> **Task objective**:
What lines in the data below mention the string "Detail"? Copy them out.

Element data from apps and pages:
>>

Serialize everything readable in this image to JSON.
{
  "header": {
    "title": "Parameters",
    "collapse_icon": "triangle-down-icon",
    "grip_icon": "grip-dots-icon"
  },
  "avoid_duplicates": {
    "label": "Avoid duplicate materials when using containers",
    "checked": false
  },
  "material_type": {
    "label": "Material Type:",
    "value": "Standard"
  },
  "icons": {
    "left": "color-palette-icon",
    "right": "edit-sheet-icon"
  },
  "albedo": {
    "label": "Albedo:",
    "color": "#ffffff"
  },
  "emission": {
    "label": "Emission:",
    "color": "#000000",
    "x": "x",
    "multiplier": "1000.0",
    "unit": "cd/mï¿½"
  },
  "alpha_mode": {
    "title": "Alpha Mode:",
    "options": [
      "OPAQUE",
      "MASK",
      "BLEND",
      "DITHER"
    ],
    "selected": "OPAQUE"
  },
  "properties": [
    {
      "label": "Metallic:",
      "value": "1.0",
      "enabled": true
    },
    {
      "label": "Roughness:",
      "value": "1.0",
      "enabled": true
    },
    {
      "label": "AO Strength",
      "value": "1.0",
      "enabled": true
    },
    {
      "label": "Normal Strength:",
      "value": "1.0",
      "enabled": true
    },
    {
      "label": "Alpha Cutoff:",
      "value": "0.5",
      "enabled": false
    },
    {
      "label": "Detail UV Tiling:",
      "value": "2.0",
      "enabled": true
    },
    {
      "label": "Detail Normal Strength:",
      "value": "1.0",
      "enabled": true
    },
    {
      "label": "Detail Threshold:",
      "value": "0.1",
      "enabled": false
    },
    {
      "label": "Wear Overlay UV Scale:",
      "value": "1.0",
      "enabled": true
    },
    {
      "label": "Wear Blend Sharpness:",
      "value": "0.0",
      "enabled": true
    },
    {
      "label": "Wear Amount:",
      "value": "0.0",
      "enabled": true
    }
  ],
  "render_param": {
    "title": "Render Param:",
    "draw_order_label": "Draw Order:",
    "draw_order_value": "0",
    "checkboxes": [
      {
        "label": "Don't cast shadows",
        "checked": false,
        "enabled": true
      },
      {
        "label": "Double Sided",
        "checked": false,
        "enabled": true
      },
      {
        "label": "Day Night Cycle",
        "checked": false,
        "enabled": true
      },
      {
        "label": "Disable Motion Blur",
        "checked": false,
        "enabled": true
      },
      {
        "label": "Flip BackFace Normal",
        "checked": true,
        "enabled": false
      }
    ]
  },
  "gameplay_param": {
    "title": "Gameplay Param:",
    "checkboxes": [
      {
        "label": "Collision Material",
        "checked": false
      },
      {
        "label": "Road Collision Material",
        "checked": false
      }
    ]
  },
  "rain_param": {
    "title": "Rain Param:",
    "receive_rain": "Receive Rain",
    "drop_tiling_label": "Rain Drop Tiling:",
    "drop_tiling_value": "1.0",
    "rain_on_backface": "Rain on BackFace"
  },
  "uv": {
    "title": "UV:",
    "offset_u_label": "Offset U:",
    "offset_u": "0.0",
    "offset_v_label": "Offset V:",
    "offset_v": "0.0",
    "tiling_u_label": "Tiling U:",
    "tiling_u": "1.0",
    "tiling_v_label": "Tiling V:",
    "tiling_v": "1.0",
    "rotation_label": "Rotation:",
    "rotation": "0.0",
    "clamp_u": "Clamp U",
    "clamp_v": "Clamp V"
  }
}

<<

> **Task solution**:
      "label": "Detail UV Tiling:",
      "label": "Detail Normal Strength:",
      "label": "Detail Threshold:",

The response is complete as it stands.